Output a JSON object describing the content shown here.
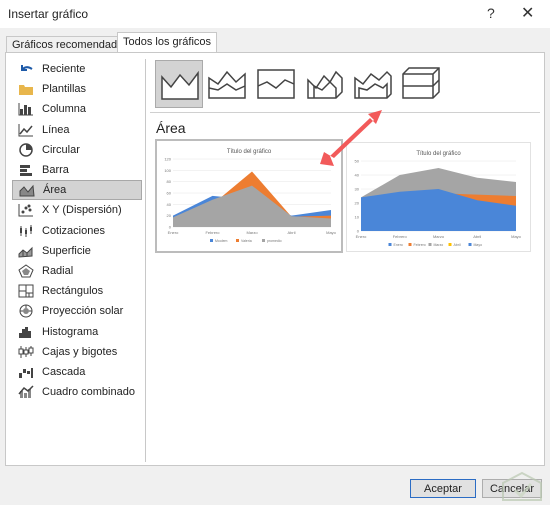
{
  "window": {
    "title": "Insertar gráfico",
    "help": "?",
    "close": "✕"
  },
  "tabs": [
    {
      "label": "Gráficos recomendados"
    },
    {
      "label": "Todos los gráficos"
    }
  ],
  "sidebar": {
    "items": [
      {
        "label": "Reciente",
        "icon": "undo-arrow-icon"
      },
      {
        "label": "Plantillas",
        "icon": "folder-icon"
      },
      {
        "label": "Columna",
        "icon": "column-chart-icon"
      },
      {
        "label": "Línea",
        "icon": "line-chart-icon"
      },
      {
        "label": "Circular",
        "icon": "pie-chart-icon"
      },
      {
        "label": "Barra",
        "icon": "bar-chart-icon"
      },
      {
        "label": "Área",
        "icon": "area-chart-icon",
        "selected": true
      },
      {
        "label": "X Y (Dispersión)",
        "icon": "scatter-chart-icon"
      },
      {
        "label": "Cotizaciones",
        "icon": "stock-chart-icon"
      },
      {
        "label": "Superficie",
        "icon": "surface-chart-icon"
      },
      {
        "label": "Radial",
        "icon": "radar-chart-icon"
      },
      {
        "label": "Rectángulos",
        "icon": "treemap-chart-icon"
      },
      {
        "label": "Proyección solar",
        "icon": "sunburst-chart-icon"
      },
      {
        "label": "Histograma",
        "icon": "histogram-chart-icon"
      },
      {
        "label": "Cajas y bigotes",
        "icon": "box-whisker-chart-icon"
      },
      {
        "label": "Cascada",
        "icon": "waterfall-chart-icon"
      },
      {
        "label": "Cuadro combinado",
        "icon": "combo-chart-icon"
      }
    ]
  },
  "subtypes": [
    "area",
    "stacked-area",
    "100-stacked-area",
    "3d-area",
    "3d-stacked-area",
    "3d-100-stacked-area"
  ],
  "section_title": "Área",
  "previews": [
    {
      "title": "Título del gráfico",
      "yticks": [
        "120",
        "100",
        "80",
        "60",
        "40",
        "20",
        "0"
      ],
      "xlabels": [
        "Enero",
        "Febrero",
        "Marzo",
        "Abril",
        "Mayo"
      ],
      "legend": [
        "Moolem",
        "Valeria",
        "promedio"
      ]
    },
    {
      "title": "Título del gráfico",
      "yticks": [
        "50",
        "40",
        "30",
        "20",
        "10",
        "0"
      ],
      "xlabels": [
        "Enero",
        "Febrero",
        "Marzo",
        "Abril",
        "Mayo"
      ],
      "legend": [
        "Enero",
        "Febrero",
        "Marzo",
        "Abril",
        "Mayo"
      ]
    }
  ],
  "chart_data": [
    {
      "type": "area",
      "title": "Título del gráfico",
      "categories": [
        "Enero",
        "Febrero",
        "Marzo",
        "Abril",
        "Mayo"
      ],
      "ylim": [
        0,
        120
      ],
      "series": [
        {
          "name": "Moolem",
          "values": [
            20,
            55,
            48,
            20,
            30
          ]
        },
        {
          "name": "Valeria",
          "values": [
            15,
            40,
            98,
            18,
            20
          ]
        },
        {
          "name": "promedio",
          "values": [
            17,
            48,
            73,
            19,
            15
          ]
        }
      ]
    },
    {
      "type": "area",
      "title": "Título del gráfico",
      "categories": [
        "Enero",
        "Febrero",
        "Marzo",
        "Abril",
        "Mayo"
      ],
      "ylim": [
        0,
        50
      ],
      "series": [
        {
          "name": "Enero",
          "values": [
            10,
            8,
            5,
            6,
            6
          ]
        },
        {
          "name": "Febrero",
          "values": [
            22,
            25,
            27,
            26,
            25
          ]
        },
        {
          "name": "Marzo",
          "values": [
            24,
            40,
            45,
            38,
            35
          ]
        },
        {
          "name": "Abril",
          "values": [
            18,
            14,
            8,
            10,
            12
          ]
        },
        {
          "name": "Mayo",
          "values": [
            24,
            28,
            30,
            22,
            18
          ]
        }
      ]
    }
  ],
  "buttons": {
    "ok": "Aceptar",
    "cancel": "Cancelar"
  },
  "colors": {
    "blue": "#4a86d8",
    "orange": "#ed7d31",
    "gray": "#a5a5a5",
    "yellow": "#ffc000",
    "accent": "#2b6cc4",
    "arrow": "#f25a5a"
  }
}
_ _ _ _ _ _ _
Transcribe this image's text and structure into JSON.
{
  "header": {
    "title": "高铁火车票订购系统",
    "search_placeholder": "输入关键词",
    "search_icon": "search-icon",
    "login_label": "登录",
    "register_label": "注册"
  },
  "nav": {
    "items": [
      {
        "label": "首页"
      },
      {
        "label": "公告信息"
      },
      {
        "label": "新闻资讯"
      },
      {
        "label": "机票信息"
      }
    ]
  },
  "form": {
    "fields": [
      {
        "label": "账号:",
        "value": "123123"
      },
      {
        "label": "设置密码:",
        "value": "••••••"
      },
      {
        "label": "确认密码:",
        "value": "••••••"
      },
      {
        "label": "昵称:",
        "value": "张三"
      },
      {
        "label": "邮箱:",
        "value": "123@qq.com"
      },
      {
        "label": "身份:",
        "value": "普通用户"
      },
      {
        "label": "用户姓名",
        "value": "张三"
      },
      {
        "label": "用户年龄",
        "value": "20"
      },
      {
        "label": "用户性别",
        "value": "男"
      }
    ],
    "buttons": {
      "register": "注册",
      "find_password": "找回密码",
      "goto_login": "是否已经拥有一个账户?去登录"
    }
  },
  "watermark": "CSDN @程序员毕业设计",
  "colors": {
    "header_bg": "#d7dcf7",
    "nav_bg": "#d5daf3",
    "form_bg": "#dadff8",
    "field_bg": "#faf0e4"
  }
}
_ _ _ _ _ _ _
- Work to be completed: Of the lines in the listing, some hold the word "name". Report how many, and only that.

- Your solution: 8